• [TASK GOAL]
Output a faithful copy of the entries, every picture removed.

• [Records from a dataset]
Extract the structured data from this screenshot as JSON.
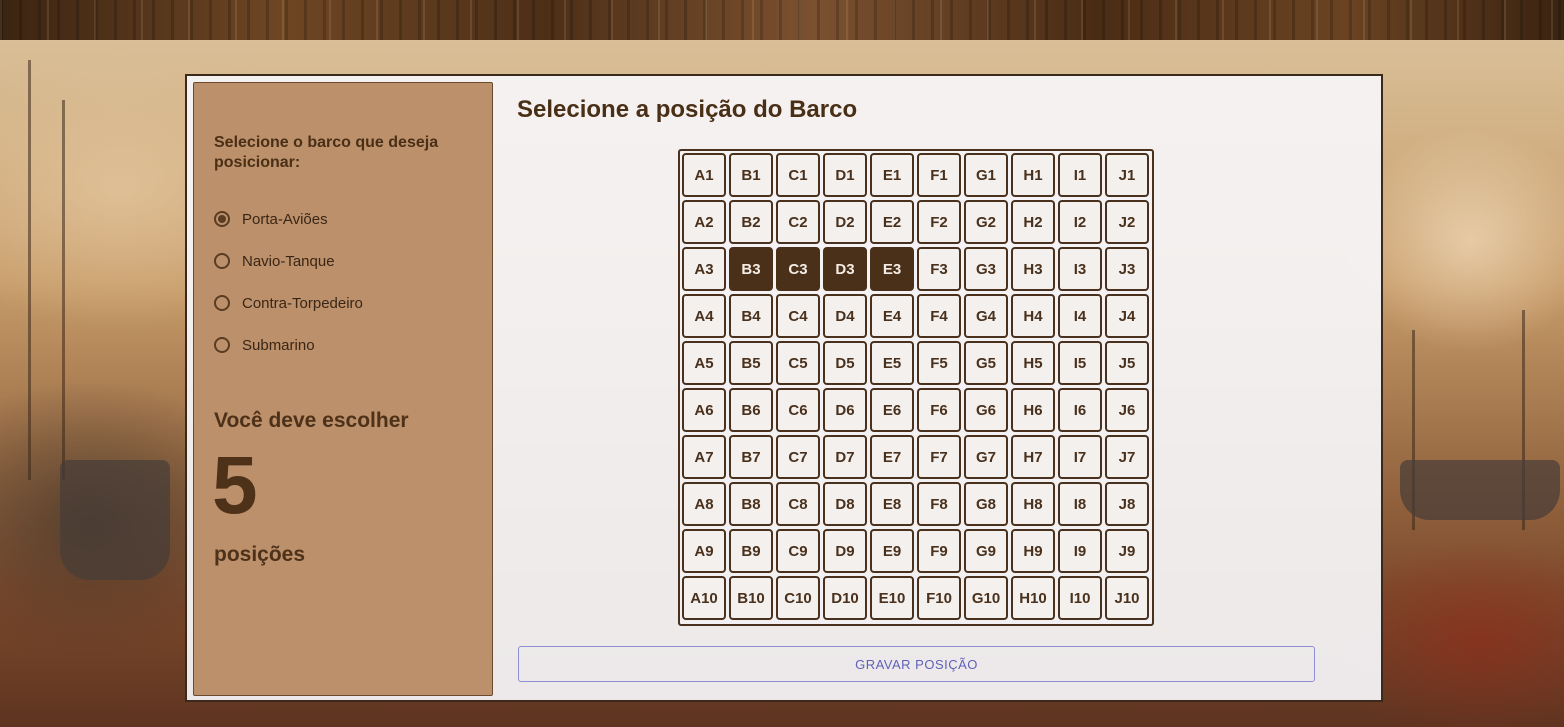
{
  "sidebar": {
    "title": "Selecione o barco que deseja posicionar:",
    "ships": [
      {
        "label": "Porta-Aviões",
        "checked": true
      },
      {
        "label": "Navio-Tanque",
        "checked": false
      },
      {
        "label": "Contra-Torpedeiro",
        "checked": false
      },
      {
        "label": "Submarino",
        "checked": false
      }
    ],
    "must_choose_label": "Você deve escolher",
    "positions_count": "5",
    "positions_label": "posições"
  },
  "board": {
    "title": "Selecione a posição do Barco",
    "columns": [
      "A",
      "B",
      "C",
      "D",
      "E",
      "F",
      "G",
      "H",
      "I",
      "J"
    ],
    "rows": [
      "1",
      "2",
      "3",
      "4",
      "5",
      "6",
      "7",
      "8",
      "9",
      "10"
    ],
    "selected_cells": [
      "B3",
      "C3",
      "D3",
      "E3"
    ]
  },
  "actions": {
    "save_label": "GRAVAR POSIÇÃO"
  },
  "colors": {
    "primary_brown": "#4b3019",
    "sidebar_bg": "#b68860",
    "button_accent": "#5e62b8"
  }
}
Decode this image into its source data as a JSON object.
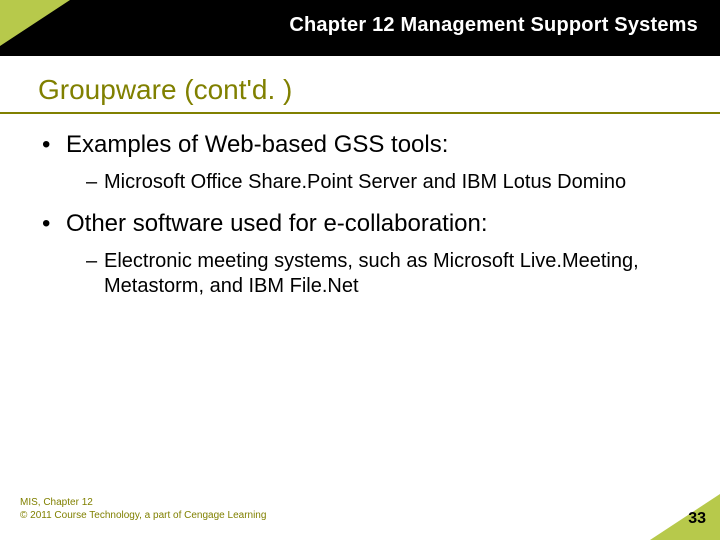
{
  "header": {
    "chapter_title": "Chapter 12 Management Support Systems"
  },
  "title": "Groupware (cont'd. )",
  "content": {
    "bullets": [
      {
        "text": "Examples of Web-based GSS tools:",
        "sub": [
          "Microsoft Office Share.Point Server and IBM Lotus Domino"
        ]
      },
      {
        "text": "Other software used for e-collaboration:",
        "sub": [
          "Electronic meeting systems, such as Microsoft Live.Meeting, Metastorm, and IBM File.Net"
        ]
      }
    ]
  },
  "footer": {
    "line1": "MIS, Chapter 12",
    "line2": "© 2011 Course Technology, a part of Cengage Learning",
    "page": "33"
  }
}
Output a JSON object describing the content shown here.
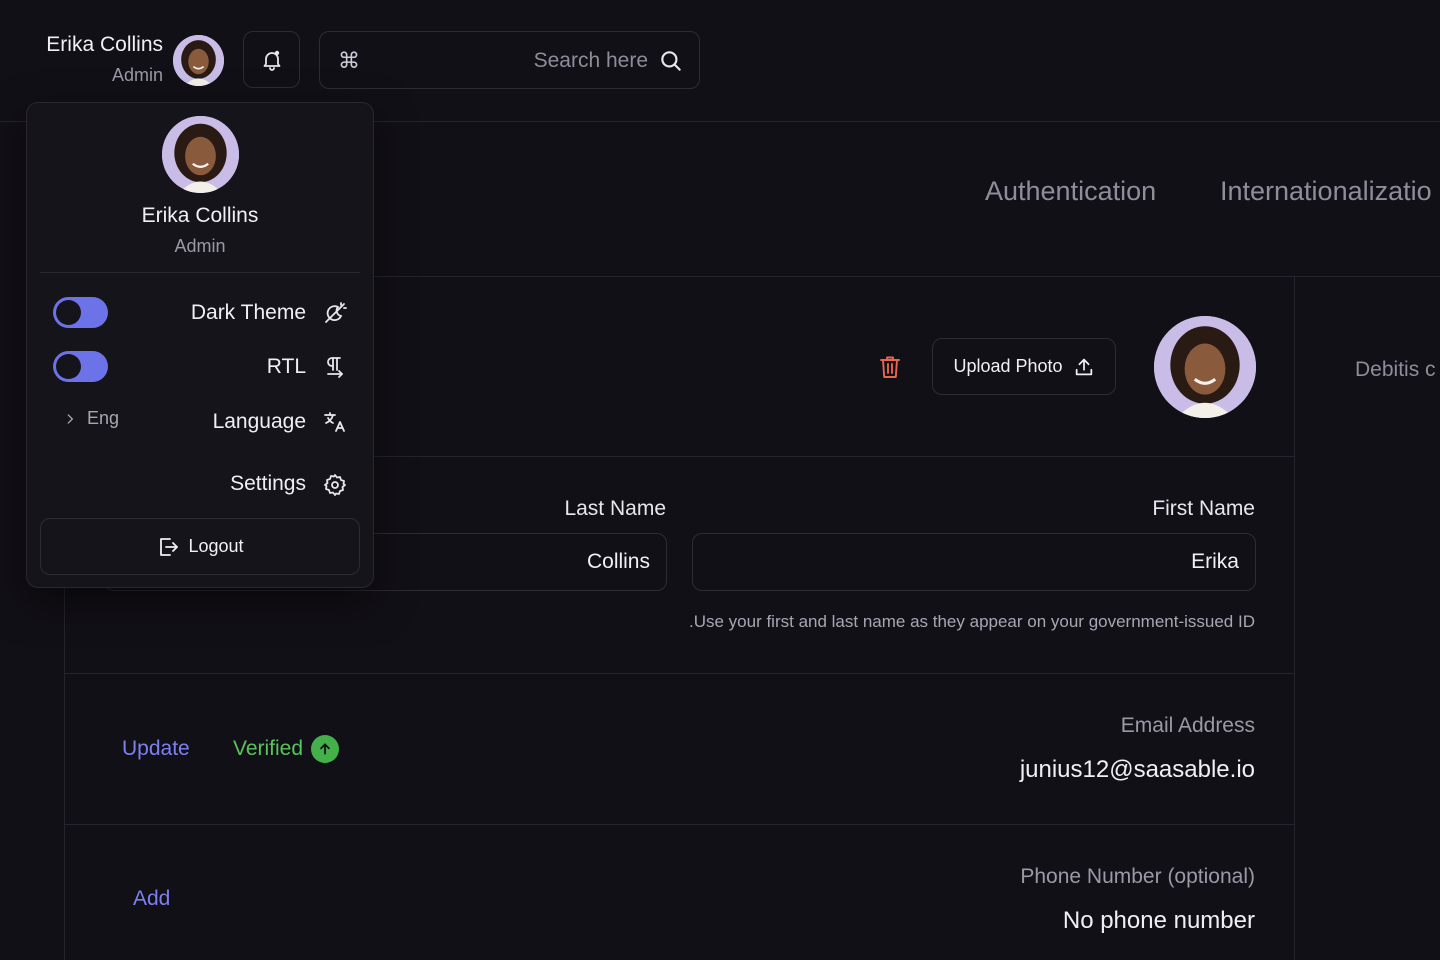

• [WRITTEN ANSWER]
Extract the structured data from this screenshot as JSON.
{
  "sidebar": {
    "title": "Selecione o barco que deseja posicionar:",
    "ships": [
      {
        "label": "Porta-Aviões",
        "checked": true
      },
      {
        "label": "Navio-Tanque",
        "checked": false
      },
      {
        "label": "Contra-Torpedeiro",
        "checked": false
      },
      {
        "label": "Submarino",
        "checked": false
      }
    ],
    "must_choose_label": "Você deve escolher",
    "positions_count": "5",
    "positions_label": "posições"
  },
  "board": {
    "title": "Selecione a posição do Barco",
    "columns": [
      "A",
      "B",
      "C",
      "D",
      "E",
      "F",
      "G",
      "H",
      "I",
      "J"
    ],
    "rows": [
      "1",
      "2",
      "3",
      "4",
      "5",
      "6",
      "7",
      "8",
      "9",
      "10"
    ],
    "selected_cells": [
      "B3",
      "C3",
      "D3",
      "E3"
    ]
  },
  "actions": {
    "save_label": "GRAVAR POSIÇÃO"
  },
  "colors": {
    "primary_brown": "#4b3019",
    "sidebar_bg": "#b68860",
    "button_accent": "#5e62b8"
  }
}
Decode this image into its source data as a JSON object.
{
  "header": {
    "chapter_title": "Chapter 12 Management Support Systems"
  },
  "title": "Groupware (cont'd. )",
  "content": {
    "bullets": [
      {
        "text": "Examples of Web-based GSS tools:",
        "sub": [
          "Microsoft Office Share.Point Server and IBM Lotus Domino"
        ]
      },
      {
        "text": "Other software used for e-collaboration:",
        "sub": [
          "Electronic meeting systems, such as Microsoft Live.Meeting, Metastorm, and IBM File.Net"
        ]
      }
    ]
  },
  "footer": {
    "line1": "MIS, Chapter 12",
    "line2": "© 2011 Course Technology, a part of Cengage Learning",
    "page": "33"
  }
}
Output a JSON object describing the content shown here.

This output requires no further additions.